(EXERCISE PROMPT): From the records below, copy each line that has the word "value" in it.

(DATA EXCERPTS):
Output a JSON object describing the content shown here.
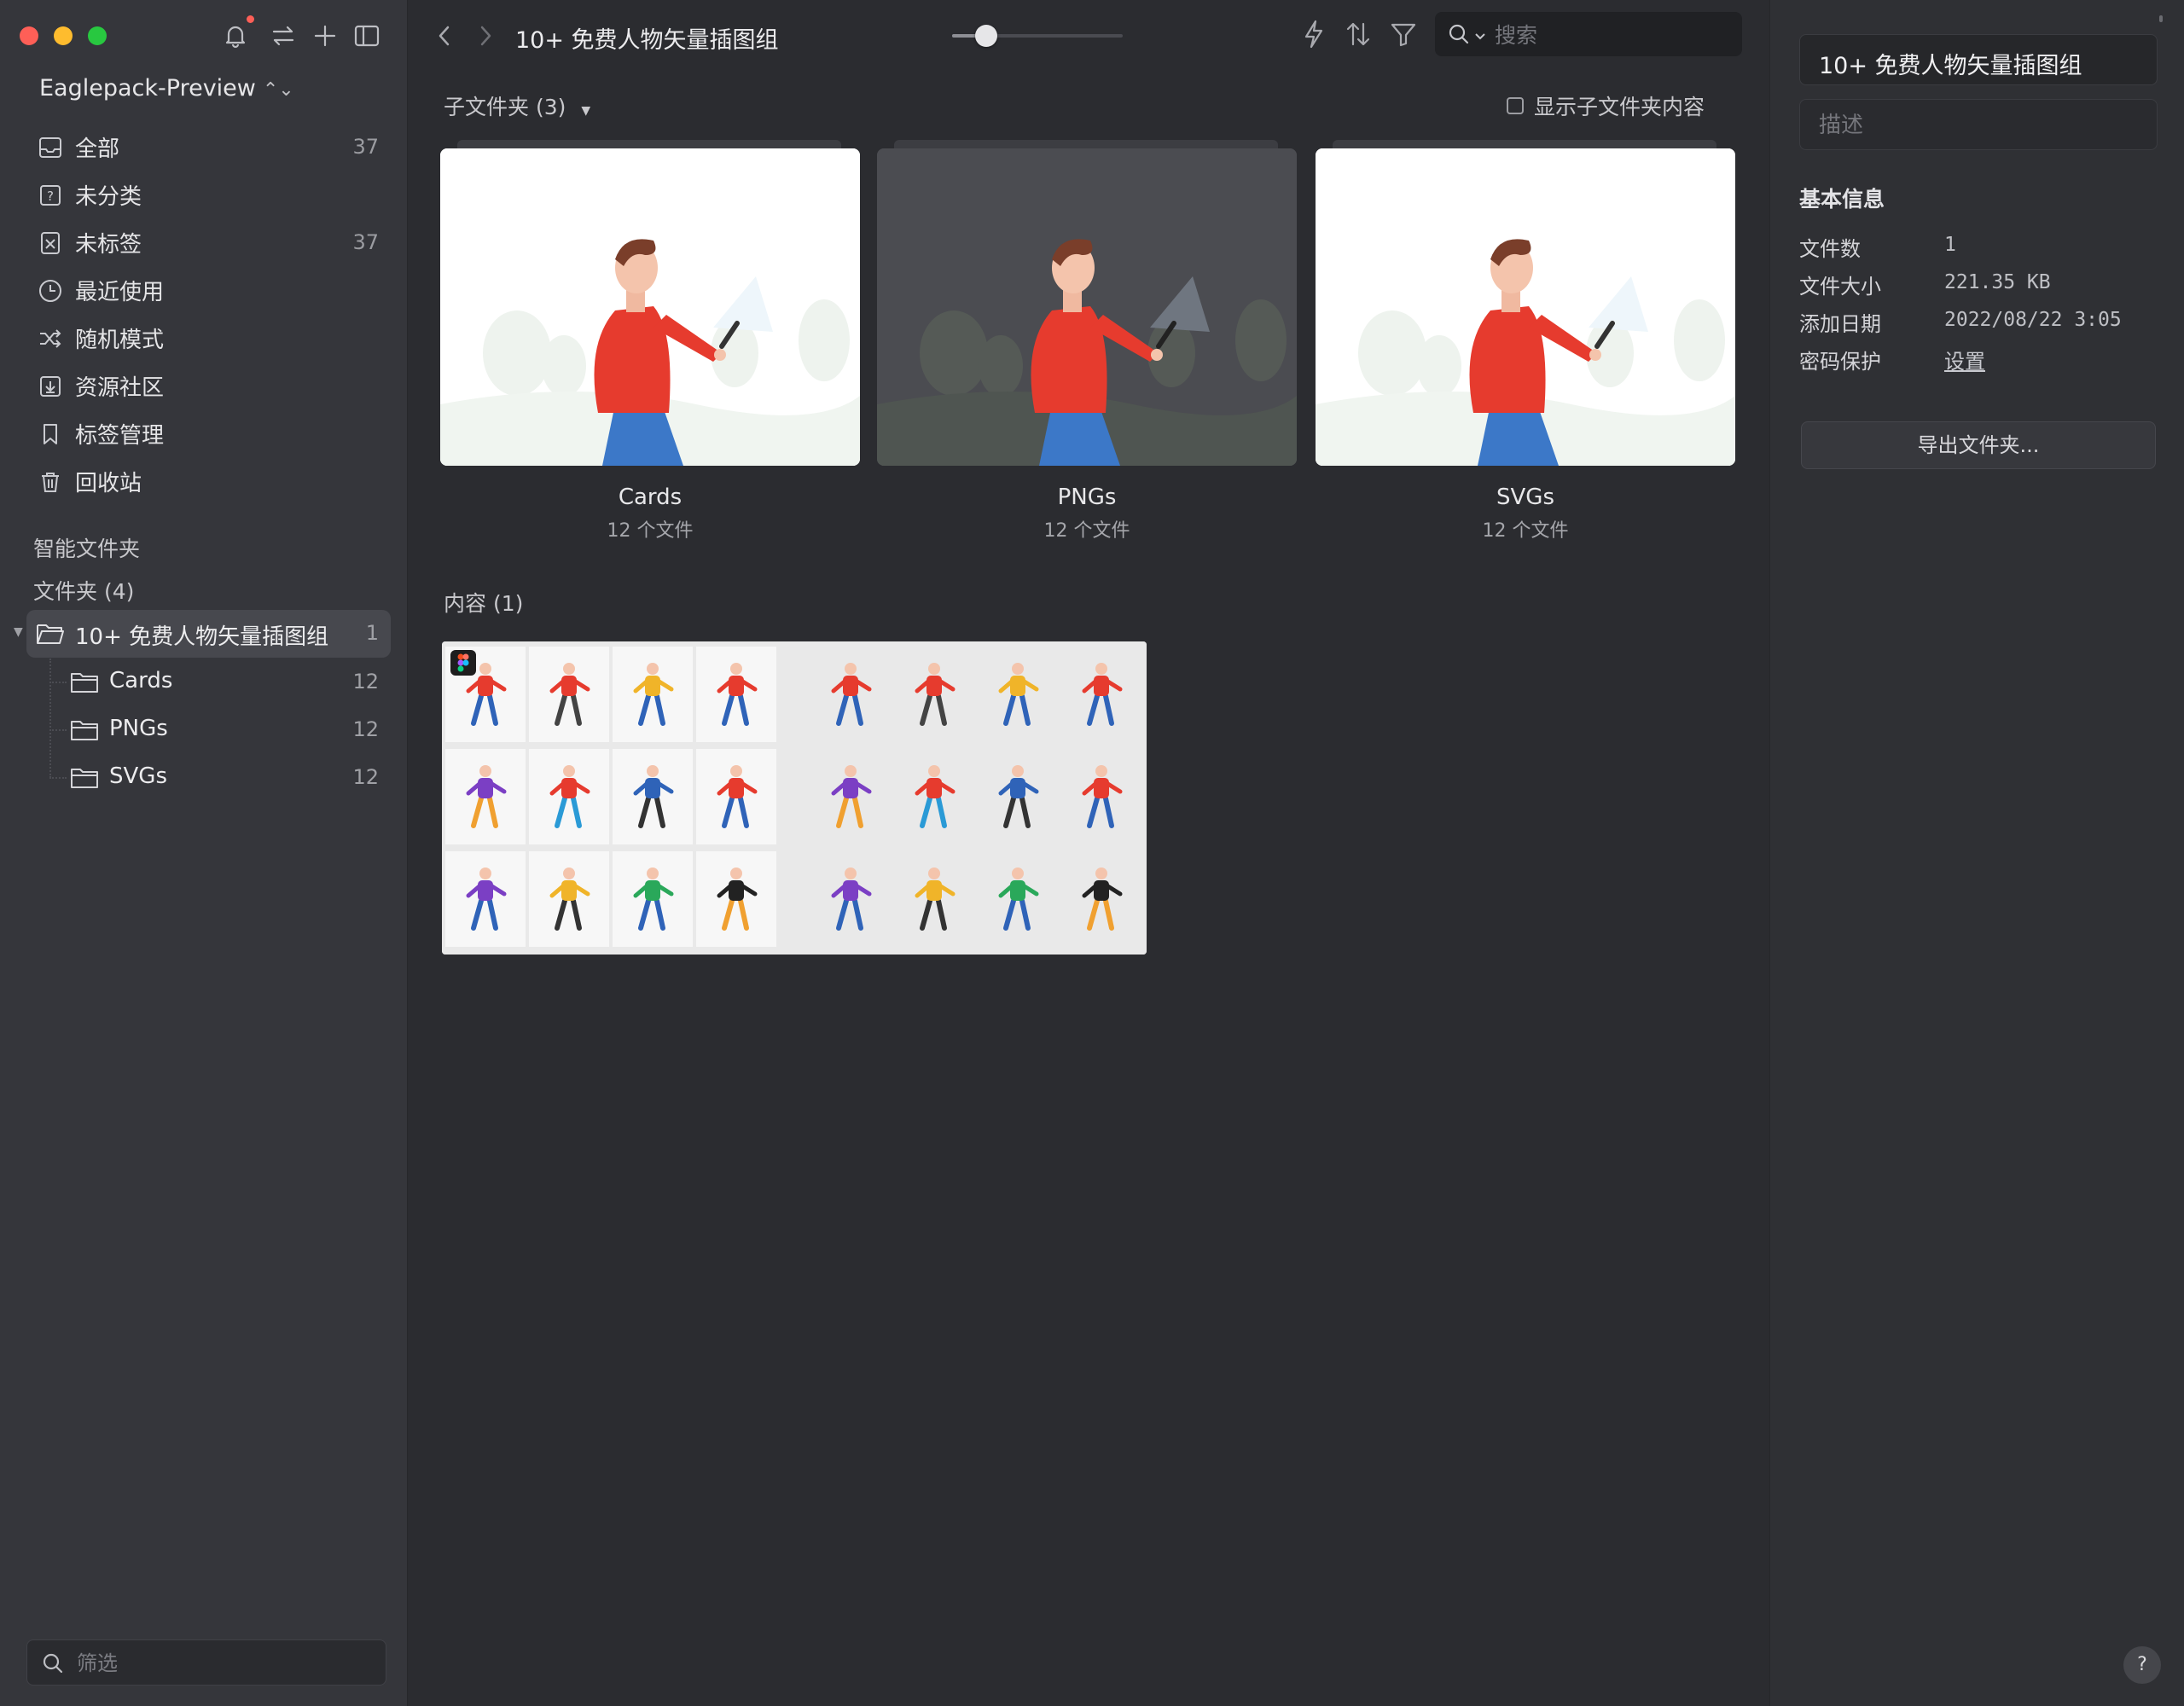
{
  "sidebar": {
    "library_name": "Eaglepack-Preview",
    "nav_items": [
      {
        "label": "全部",
        "count": "37",
        "icon": "inbox-icon"
      },
      {
        "label": "未分类",
        "count": "",
        "icon": "question-square-icon"
      },
      {
        "label": "未标签",
        "count": "37",
        "icon": "tag-off-icon"
      },
      {
        "label": "最近使用",
        "count": "",
        "icon": "clock-icon"
      },
      {
        "label": "随机模式",
        "count": "",
        "icon": "shuffle-icon"
      },
      {
        "label": "资源社区",
        "count": "",
        "icon": "download-box-icon"
      },
      {
        "label": "标签管理",
        "count": "",
        "icon": "bookmark-icon"
      },
      {
        "label": "回收站",
        "count": "",
        "icon": "trash-icon"
      }
    ],
    "smart_folders_label": "智能文件夹",
    "folders_label": "文件夹 (4)",
    "tree": {
      "root": {
        "label": "10+ 免费人物矢量插图组",
        "count": "1"
      },
      "children": [
        {
          "label": "Cards",
          "count": "12"
        },
        {
          "label": "PNGs",
          "count": "12"
        },
        {
          "label": "SVGs",
          "count": "12"
        }
      ]
    },
    "filter_placeholder": "筛选"
  },
  "toolbar": {
    "title": "10+ 免费人物矢量插图组",
    "zoom_fraction": 0.2,
    "search_placeholder": "搜索"
  },
  "main": {
    "subfolders_header": "子文件夹 (3)",
    "show_subfolder_content": "显示子文件夹内容",
    "subfolders": [
      {
        "name": "Cards",
        "count": "12 个文件",
        "theme": "light"
      },
      {
        "name": "PNGs",
        "count": "12 个文件",
        "theme": "dark"
      },
      {
        "name": "SVGs",
        "count": "12 个文件",
        "theme": "light"
      }
    ],
    "content_header": "内容 (1)"
  },
  "inspector": {
    "name": "10+ 免费人物矢量插图组",
    "description_placeholder": "描述",
    "section_title": "基本信息",
    "rows": [
      {
        "label": "文件数",
        "value": "1"
      },
      {
        "label": "文件大小",
        "value": "221.35 KB"
      },
      {
        "label": "添加日期",
        "value": "2022/08/22 3:05"
      },
      {
        "label": "密码保护",
        "value": "设置"
      }
    ],
    "export_label": "导出文件夹...",
    "help_label": "?"
  },
  "colors": {
    "sidebar_bg": "#35363b",
    "main_bg": "#2b2c30",
    "selection": "#47484e",
    "close": "#fe5f57",
    "minimize": "#febc2e",
    "zoom": "#28c840"
  }
}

(TASK RESULT):
        "value": "1"
        "value": "221.35 KB"
        "value": "2022/08/22 3:05"
        "value": "设置"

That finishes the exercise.